Although conductive plastics mimic conductivity of metals (particularly copper and steel), insulative resins employing a conductive filler (e.g., metal or carbon powder, or fiber) achieve a measure of conductivity. However, there are generally compromises in terms of processibility or performance, or total part economics. Thus continues the search for alternate conductive plastics such as ICPs.
By the mid-1990s, commercialization of ICPs was still in its infancy. Production of these materials had been scaled up from grams to pounds, but overall global production and consumption totals were still negligible.
Even though several major companies had given up on ICPs, researchers and other commercial and educational institutions were pushing ahead. Literally hundreds of papers and patents on ICPs are published each year. Clearly, there are a great many scientists and corporations who are still optimistic about significant commercial successes of ICPs and, indeed, usage has increased over the last five years.
Electro-optic polymers (EO polymers) are further removed from commercialization than ICPs. However, there might be greater potential in the long term for EO polymers, compared with those of ICPs, because optical applications may be more far-reaching than electrical uses.
Clearly, there is a need for an objective appraisal of ICPs versus traditional conductive plastic markets.
ICPs have a wide variety of potential applications such as: electrostatic dissipation (ESD) control, light-emitting displays, electrostatic paintable plastics, antistatic packaging, corrosion-resistant paints/coatings, and other more esoteric markets such as: rechargeable batteries, electrolytic capacitors, smart windows, electronic membranes, etc.
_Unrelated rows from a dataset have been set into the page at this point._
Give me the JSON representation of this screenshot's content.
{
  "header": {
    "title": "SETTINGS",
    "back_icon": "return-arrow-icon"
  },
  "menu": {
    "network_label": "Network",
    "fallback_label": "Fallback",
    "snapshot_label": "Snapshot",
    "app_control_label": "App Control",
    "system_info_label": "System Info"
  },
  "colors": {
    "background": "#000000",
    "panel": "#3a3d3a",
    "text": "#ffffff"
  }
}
Currently, most ICPs lack sufficient conductivity to be effective for EMI shielding.
In many of these applications, the ICPs are beginning to impact conductively filled traditional thermoplastics, while the market for EO polymers is still not expected to become significant until the end of the decade, at the earliest.
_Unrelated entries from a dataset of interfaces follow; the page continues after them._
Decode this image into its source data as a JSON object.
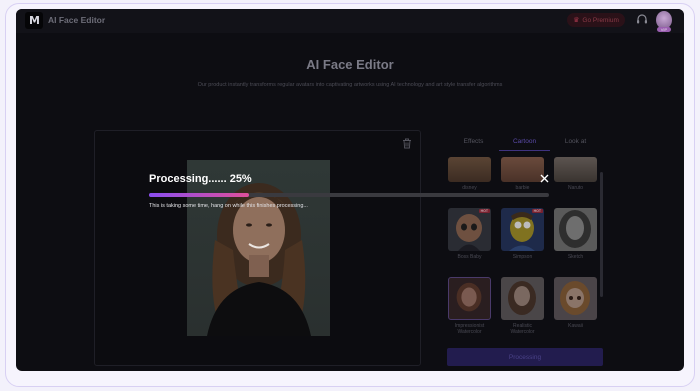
{
  "app": {
    "logo_text": "M",
    "name": "AI Face Editor"
  },
  "topbar": {
    "premium_label": "Go Premium",
    "avatar_badge": "VIP"
  },
  "page": {
    "title": "AI Face Editor",
    "subtitle": "Our product instantly transforms regular avatars into captivating artworks using AI technology and art style transfer algorithms"
  },
  "tabs": [
    {
      "label": "Effects",
      "active": false
    },
    {
      "label": "Cartoon",
      "active": true
    },
    {
      "label": "Look at",
      "active": false
    }
  ],
  "styles": [
    {
      "label": "disney",
      "hot": false
    },
    {
      "label": "barbie",
      "hot": false
    },
    {
      "label": "Naruto",
      "hot": false
    },
    {
      "label": "Boss Baby",
      "hot": true
    },
    {
      "label": "Simpson",
      "hot": true
    },
    {
      "label": "Sketch",
      "hot": false
    },
    {
      "label": "Impressionist Watercolor",
      "hot": false
    },
    {
      "label": "Realistic Watercolor",
      "hot": false
    },
    {
      "label": "Kawaii",
      "hot": false
    }
  ],
  "hot_badge_label": "HOT",
  "action_button": {
    "label": "Processing"
  },
  "processing": {
    "title": "Processing...... 25%",
    "progress": 0.25,
    "message": "This is taking some time, hang on while this finishes processing..."
  },
  "colors": {
    "accent": "#5a4aa8",
    "progress_start": "#8a4df0",
    "progress_end": "#e04f9a",
    "premium": "#a0364a"
  },
  "icons": {
    "logo": "logo-mark",
    "premium": "crown-icon",
    "support": "headset-icon",
    "trash": "trash-icon",
    "close": "close-icon"
  }
}
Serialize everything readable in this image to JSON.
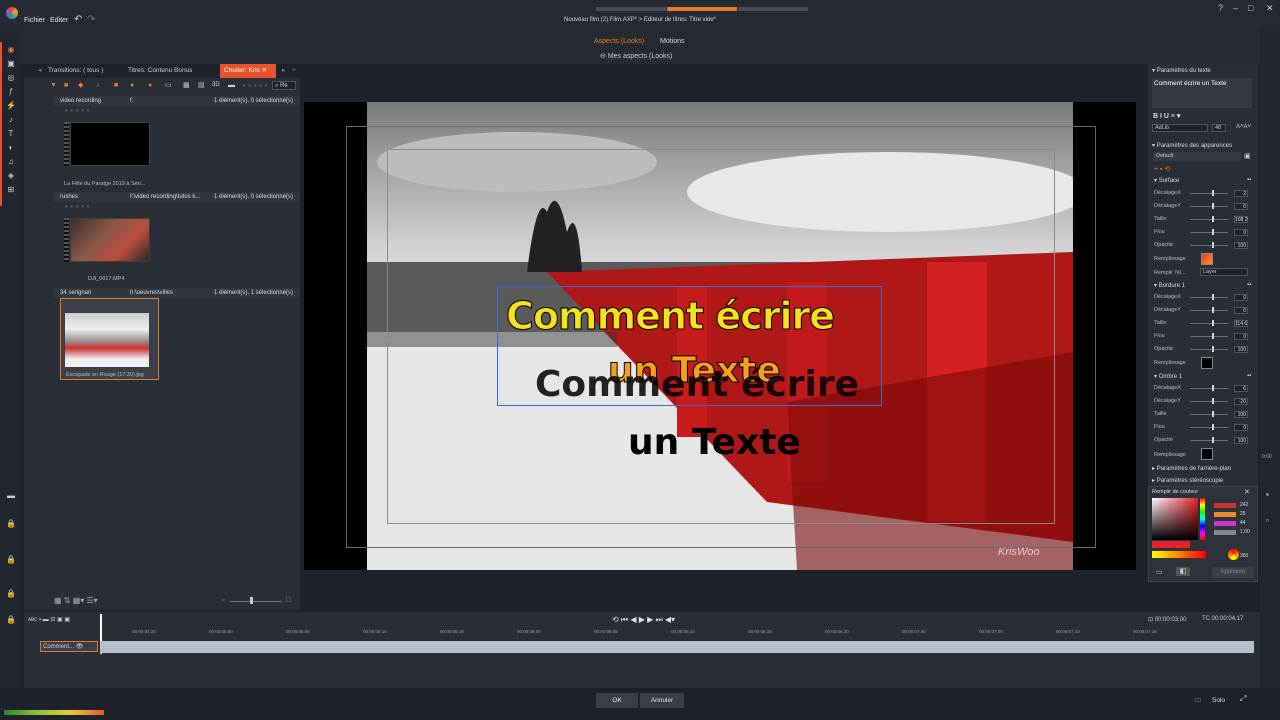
{
  "menu": {
    "file": "Fichier",
    "edit": "Editer"
  },
  "window_title": "Nouveau film (2).Film.AXP* > Editeur de titres: Titre vide*",
  "subheader": {
    "tab_looks": "Aspects (Looks)",
    "tab_motions": "Motions",
    "my_looks": "Mes aspects (Looks)"
  },
  "library": {
    "tabs": [
      "Transitions: ( tous )",
      "Titres: Contenu Bonus",
      "Chutier: Kris"
    ],
    "search_placeholder": "Re",
    "groups": [
      {
        "name": "video recording",
        "path": "f:",
        "count": "1 élément(s), 0 sélectionné(s)",
        "item": "La Fête du Paratge 2019 à Séri..."
      },
      {
        "name": "rushes",
        "path": "f:\\video recording\\tutos k...",
        "count": "1 élément(s), 0 sélectionné(s)",
        "item": "DJI_0017.MP4"
      },
      {
        "name": "34 serignan",
        "path": "h:\\oeuvres\\villes",
        "count": "1 élément(s), 1 sélectionné(s)",
        "item": "Escapade en Rouge (17:30).jpg"
      }
    ]
  },
  "preview": {
    "title_line1": "Comment écrire",
    "title_line2": "un Texte",
    "watermark": "KrisWoo"
  },
  "props": {
    "text_params": "Paramètres du texte",
    "text_value": "Comment écrire un Texte",
    "font": "AdLib",
    "font_size": "48",
    "appearance_params": "Paramètres des apparences",
    "preset": "Default",
    "surface": "Surface",
    "surface_rows": [
      {
        "label": "DécalageX",
        "value": "2"
      },
      {
        "label": "DécalageY",
        "value": "0"
      },
      {
        "label": "Taille",
        "value": "108.2"
      },
      {
        "label": "Flou",
        "value": "0"
      },
      {
        "label": "Opacité",
        "value": "100"
      }
    ],
    "fill_label": "Remplissage",
    "fill_with_label": "Remplir l'él...",
    "fill_with_value": "Layer",
    "border": "Bordure 1",
    "border_rows": [
      {
        "label": "DécalageX",
        "value": "0"
      },
      {
        "label": "DécalageY",
        "value": "0"
      },
      {
        "label": "Taille",
        "value": "114.6"
      },
      {
        "label": "Flou",
        "value": "0"
      },
      {
        "label": "Opacité",
        "value": "100"
      }
    ],
    "shadow": "Ombre 1",
    "shadow_rows": [
      {
        "label": "DécalageX",
        "value": "6"
      },
      {
        "label": "DécalageY",
        "value": "-20"
      },
      {
        "label": "Taille",
        "value": "100"
      },
      {
        "label": "Flou",
        "value": "0"
      },
      {
        "label": "Opacité",
        "value": "100"
      }
    ],
    "bg_params": "Paramètres de l'arrière-plan",
    "stereo_params": "Paramètres stéréoscopie",
    "color_fill": "Remplir de couleur",
    "color_values": [
      "242",
      "25",
      "44",
      "1.00",
      "360"
    ],
    "apply": "Appliquer"
  },
  "timeline": {
    "clip_label": "Comment...",
    "tc_left": "00:00:03.00",
    "tc_right": "00:00:04.17",
    "ticks": [
      "00:00:04.20",
      "00:00:05.00",
      "00:00:05.05",
      "00:00:05.10",
      "00:00:05.15",
      "00:00:06.00",
      "00:00:06.05",
      "00:00:06.10",
      "00:00:06.15",
      "00:00:06.20",
      "00:00:07.00",
      "00:00:07.05",
      "00:00:07.10",
      "00:00:07.15"
    ]
  },
  "footer": {
    "ok": "OK",
    "cancel": "Annuler",
    "solo": "Solo"
  },
  "colors": {
    "accent": "#e87b27",
    "active_tab": "#e8532b"
  }
}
SCOPE OF THE STUDY
This report will cover both ICPs and conductively filled thermoplastics in terms of their competitive scenario as well as to assess ICP markets separate from the traditional resins.
The latter comprises: ESD, antistatic packaging, electrostatic spray painting, etc., while the former is made up of electronic applications such as batteries, transistors, light-emitting diodes (LEDs), capacitors, corrosion-resistant coating products, and in the longer term, batteries, transistors, membranes, etc.
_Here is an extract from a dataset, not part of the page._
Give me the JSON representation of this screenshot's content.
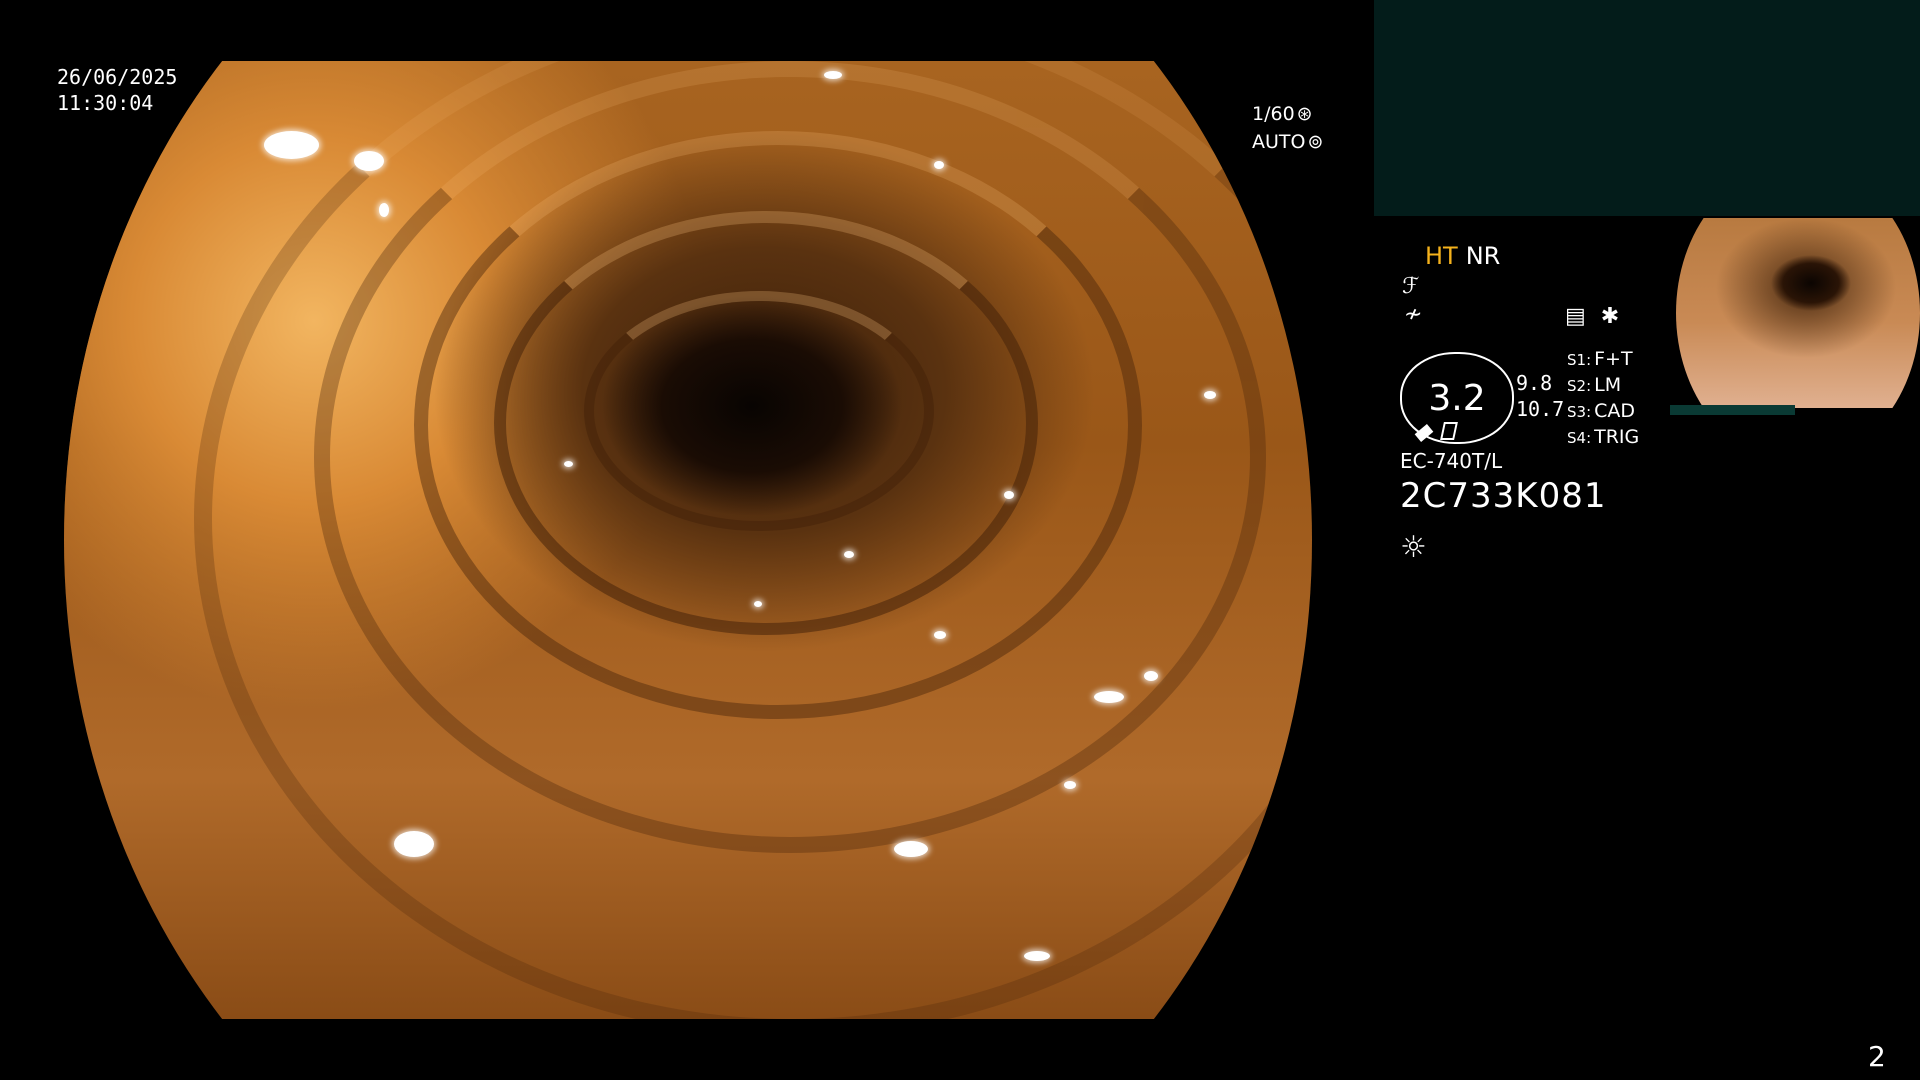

Several procedures were used to gather information and included
- complete literature review on products, and technology;
- patent search; and
- contacts with key personnel from producers, suppliers and end-users.
Research analyst Mel Schlechter covers polymers and chemicals. He has over 30 years experience in the chemical industry, and specializes and has authored dozens of reports for BCC over a span exceeding 10 years. B.S., Chemistry; M.S., Organic Chemistry; M.B.A., Marketing.
ACRONYMS AND DEFINITIONS
APET amorphous PET
CRT cathode ray tube
EL Lamps electroluminescent lamps
EMI electromagnetic interference
EMR electromagnetic radiation
ESD electrostatic dissipation
ETFE ethylene tetrafluoroethylene
EVA ethylene vinyl acetate
HIPS high-impact polystyrene
ICPs inherently conductive polymers
IDPs inherently dissipative polymers
ITO indium tin oxide
LCPs liquid crystal polymers
LEDs light-emitting diodes
LEPs light-emitting polymers
NLO nonlinear optics
OLEDs organic light emitting devices
OEM original equipment manufacturer
OTFTs organic thin film transistors
PBT polybutylene terephthalate
PC/ABS polycarbonate/ABS alloys
PCBs printed circuit boards
PDAs personal digital assistants
PET polyethylene terephthalate
PETG glycol–modified PET
PLEDs polymer light-emitting diodes
Poly OLEDs polymeric OLEDs
p–OLEDs polymeric OLEDs
PR photoreactive polymers
PPS polyphenylene sulfide
PPV polyphenylene vinylene
PVC polyvinyl chloride
PVDF polyvinylidene fluoride
TPEs thermoplastic elastomers
TPUs thermoplastic urethanes
UHMWPE ultrahigh molecular weight polyethylene
VOCs volatile organic compounds